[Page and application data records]
————————
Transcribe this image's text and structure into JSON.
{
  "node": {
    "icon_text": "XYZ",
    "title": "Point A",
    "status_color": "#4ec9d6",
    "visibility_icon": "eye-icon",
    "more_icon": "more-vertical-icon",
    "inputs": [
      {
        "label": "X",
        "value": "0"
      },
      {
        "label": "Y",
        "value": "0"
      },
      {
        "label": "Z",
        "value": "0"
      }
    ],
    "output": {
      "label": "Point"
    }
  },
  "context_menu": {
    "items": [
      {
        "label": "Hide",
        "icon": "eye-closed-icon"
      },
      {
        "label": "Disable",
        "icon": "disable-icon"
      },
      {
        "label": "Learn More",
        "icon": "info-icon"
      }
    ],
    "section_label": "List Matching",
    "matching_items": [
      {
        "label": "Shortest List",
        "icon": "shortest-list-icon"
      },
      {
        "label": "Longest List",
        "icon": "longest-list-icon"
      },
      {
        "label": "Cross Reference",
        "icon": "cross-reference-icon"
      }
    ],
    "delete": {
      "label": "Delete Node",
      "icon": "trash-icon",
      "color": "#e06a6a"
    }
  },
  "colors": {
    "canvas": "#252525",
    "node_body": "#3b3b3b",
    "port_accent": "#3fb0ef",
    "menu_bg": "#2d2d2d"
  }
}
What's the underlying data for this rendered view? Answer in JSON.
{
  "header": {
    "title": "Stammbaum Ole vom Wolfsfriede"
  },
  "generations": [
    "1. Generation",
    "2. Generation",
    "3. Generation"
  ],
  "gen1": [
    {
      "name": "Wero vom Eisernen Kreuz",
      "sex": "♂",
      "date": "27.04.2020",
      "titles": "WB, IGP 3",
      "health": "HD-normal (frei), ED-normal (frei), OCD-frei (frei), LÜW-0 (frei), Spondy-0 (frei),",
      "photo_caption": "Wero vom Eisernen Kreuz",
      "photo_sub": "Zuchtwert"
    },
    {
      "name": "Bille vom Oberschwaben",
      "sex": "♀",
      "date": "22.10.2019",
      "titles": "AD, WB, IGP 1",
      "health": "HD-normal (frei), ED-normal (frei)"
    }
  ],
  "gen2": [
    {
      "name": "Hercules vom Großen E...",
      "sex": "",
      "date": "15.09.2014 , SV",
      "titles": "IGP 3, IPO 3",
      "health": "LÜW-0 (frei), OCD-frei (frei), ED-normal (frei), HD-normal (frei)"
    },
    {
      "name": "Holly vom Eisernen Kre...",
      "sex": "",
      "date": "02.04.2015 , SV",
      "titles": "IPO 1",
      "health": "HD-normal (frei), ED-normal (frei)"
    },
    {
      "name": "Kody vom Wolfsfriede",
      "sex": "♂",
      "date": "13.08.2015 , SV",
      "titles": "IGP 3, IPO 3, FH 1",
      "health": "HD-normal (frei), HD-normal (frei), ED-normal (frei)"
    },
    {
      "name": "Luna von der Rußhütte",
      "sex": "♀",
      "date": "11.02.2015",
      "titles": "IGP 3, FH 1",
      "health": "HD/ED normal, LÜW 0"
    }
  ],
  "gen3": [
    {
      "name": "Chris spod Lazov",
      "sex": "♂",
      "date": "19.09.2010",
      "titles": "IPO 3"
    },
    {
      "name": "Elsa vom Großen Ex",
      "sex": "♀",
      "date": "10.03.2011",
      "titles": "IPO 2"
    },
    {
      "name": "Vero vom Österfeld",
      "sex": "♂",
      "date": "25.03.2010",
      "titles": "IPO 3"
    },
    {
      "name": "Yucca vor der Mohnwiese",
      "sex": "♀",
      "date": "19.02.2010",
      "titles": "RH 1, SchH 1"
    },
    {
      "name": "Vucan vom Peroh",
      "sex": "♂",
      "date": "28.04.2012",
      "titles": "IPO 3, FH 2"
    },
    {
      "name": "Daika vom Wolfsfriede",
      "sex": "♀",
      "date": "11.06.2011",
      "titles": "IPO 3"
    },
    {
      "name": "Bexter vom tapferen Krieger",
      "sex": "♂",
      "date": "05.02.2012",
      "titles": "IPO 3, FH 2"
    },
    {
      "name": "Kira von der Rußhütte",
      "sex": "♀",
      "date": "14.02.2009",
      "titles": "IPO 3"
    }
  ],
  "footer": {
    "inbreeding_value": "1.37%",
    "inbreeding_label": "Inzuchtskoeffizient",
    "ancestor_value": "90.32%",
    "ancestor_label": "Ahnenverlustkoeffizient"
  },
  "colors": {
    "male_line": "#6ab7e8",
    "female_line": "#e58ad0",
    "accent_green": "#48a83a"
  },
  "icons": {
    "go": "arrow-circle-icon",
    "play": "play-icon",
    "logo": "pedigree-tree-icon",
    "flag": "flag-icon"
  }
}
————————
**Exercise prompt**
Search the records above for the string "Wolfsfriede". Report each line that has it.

**Exercise answer**
    "title": "Stammbaum Ole vom Wolfsfriede"
      "name": "Kody vom Wolfsfriede",
      "name": "Daika vom Wolfsfriede",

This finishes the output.